What is expected -> How many lines of these entries include the string "reviews"? State the number alone.

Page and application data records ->
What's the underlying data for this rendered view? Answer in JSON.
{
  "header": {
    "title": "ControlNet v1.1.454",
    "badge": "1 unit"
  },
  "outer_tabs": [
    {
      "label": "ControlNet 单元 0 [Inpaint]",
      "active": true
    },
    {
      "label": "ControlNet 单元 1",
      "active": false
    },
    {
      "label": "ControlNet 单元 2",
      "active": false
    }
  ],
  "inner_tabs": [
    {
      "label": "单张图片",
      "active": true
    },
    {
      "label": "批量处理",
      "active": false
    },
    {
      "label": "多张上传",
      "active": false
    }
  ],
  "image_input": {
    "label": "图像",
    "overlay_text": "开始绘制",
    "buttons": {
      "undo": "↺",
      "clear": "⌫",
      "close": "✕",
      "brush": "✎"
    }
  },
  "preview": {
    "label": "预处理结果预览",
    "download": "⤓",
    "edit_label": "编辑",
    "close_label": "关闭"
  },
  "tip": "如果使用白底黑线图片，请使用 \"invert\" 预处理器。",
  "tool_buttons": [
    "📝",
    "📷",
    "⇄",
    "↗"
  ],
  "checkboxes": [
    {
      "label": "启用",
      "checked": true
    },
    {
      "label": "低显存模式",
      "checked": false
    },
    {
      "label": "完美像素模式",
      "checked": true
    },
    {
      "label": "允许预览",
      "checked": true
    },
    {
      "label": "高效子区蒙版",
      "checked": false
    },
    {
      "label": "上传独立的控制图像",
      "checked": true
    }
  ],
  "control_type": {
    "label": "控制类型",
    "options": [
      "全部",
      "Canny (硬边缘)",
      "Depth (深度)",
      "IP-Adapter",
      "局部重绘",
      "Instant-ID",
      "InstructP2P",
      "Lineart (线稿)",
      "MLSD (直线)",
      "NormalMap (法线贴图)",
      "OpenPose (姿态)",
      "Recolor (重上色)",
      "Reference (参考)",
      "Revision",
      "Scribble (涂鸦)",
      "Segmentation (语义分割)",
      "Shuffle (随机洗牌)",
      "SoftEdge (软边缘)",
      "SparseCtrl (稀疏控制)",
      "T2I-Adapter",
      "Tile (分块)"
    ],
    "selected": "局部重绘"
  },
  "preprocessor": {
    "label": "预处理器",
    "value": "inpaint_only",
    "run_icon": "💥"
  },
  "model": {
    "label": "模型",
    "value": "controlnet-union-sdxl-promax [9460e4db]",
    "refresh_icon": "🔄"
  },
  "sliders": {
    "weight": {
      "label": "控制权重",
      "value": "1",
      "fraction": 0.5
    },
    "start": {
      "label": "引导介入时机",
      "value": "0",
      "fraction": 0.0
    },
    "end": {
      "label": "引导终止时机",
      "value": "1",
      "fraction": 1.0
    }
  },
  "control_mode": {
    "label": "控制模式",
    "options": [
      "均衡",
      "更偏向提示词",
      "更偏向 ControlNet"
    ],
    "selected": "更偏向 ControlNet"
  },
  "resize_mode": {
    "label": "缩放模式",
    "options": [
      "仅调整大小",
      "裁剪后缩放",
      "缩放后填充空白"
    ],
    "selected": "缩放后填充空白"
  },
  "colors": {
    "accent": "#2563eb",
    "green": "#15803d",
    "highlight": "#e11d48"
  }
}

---

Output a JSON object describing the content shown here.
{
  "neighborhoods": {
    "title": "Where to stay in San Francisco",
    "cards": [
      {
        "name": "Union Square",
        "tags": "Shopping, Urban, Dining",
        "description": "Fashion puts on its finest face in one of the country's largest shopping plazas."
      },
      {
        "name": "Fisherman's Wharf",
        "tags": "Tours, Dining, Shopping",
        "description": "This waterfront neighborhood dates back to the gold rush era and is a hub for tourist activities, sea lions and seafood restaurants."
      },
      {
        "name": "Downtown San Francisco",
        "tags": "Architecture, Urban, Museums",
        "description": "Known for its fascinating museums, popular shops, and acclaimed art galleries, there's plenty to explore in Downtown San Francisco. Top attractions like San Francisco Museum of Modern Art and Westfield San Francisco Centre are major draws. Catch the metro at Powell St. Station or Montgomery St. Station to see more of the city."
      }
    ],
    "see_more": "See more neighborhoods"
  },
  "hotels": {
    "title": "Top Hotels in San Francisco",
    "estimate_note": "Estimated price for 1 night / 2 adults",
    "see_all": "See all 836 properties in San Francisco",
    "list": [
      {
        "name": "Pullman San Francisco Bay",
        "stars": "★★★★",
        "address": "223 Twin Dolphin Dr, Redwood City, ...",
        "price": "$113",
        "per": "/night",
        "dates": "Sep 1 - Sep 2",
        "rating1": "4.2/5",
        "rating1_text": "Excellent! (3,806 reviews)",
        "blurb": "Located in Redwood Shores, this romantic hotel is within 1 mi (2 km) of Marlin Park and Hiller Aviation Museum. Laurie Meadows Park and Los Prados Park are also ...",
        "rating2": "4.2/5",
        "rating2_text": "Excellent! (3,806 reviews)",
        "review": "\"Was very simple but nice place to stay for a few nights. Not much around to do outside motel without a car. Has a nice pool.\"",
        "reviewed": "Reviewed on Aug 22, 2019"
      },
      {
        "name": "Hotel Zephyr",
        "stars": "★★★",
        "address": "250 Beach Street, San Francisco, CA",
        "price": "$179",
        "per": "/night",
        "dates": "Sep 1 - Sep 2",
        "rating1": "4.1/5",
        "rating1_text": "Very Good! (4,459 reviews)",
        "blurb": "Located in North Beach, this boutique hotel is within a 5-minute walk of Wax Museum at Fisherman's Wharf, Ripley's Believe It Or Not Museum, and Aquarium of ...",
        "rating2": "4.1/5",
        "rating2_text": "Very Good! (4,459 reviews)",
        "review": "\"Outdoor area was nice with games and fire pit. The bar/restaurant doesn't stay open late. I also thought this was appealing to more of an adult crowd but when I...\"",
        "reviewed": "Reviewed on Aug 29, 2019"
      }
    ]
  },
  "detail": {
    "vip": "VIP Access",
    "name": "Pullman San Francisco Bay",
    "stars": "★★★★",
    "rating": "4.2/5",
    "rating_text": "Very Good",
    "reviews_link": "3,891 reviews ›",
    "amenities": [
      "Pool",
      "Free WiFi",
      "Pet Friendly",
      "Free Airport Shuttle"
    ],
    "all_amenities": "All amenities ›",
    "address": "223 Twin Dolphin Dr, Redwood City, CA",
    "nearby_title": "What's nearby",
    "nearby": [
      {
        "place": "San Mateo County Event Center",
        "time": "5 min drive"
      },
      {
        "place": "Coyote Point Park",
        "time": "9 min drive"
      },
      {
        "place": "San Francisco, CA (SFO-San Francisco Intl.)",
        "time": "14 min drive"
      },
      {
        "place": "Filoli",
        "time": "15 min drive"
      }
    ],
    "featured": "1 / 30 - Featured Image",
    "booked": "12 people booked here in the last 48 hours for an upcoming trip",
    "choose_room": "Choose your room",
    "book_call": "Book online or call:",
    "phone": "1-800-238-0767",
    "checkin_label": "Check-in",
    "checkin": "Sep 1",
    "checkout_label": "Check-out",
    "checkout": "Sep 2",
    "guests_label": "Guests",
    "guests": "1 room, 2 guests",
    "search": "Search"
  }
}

Solved exercise -> 5